> About this task
Copy the entries exactly, leaving out nothing.

> Task material
"""

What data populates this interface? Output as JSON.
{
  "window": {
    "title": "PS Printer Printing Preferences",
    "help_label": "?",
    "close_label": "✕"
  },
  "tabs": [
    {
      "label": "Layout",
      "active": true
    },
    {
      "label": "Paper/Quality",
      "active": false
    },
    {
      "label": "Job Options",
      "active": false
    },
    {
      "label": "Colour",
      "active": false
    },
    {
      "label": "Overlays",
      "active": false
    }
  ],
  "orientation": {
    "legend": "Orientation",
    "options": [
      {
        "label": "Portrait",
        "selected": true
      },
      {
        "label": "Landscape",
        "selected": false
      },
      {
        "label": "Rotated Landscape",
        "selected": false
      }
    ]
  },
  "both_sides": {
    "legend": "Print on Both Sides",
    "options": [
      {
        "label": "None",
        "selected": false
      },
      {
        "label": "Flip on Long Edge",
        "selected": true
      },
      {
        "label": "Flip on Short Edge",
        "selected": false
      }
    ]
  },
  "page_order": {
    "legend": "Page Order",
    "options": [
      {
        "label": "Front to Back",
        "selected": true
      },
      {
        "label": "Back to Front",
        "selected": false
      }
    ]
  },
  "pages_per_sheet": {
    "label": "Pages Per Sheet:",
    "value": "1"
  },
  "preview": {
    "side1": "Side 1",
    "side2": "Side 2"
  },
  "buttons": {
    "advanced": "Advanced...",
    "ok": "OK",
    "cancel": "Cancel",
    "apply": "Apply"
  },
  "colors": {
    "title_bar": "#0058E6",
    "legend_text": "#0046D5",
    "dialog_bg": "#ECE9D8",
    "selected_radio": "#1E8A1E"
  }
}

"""

> Solution to this problem
What data populates this interface? Output as JSON.
{
  "window": {
    "title": "PS Printer Printing Preferences",
    "help_label": "?",
    "close_label": "✕"
  },
  "tabs": [
    {
      "label": "Layout",
      "active": true
    },
    {
      "label": "Paper/Quality",
      "active": false
    },
    {
      "label": "Job Options",
      "active": false
    },
    {
      "label": "Colour",
      "active": false
    },
    {
      "label": "Overlays",
      "active": false
    }
  ],
  "orientation": {
    "legend": "Orientation",
    "options": [
      {
        "label": "Portrait",
        "selected": true
      },
      {
        "label": "Landscape",
        "selected": false
      },
      {
        "label": "Rotated Landscape",
        "selected": false
      }
    ]
  },
  "both_sides": {
    "legend": "Print on Both Sides",
    "options": [
      {
        "label": "None",
        "selected": false
      },
      {
        "label": "Flip on Long Edge",
        "selected": true
      },
      {
        "label": "Flip on Short Edge",
        "selected": false
      }
    ]
  },
  "page_order": {
    "legend": "Page Order",
    "options": [
      {
        "label": "Front to Back",
        "selected": true
      },
      {
        "label": "Back to Front",
        "selected": false
      }
    ]
  },
  "pages_per_sheet": {
    "label": "Pages Per Sheet:",
    "value": "1"
  },
  "preview": {
    "side1": "Side 1",
    "side2": "Side 2"
  },
  "buttons": {
    "advanced": "Advanced...",
    "ok": "OK",
    "cancel": "Cancel",
    "apply": "Apply"
  },
  "colors": {
    "title_bar": "#0058E6",
    "legend_text": "#0046D5",
    "dialog_bg": "#ECE9D8",
    "selected_radio": "#1E8A1E"
  }
}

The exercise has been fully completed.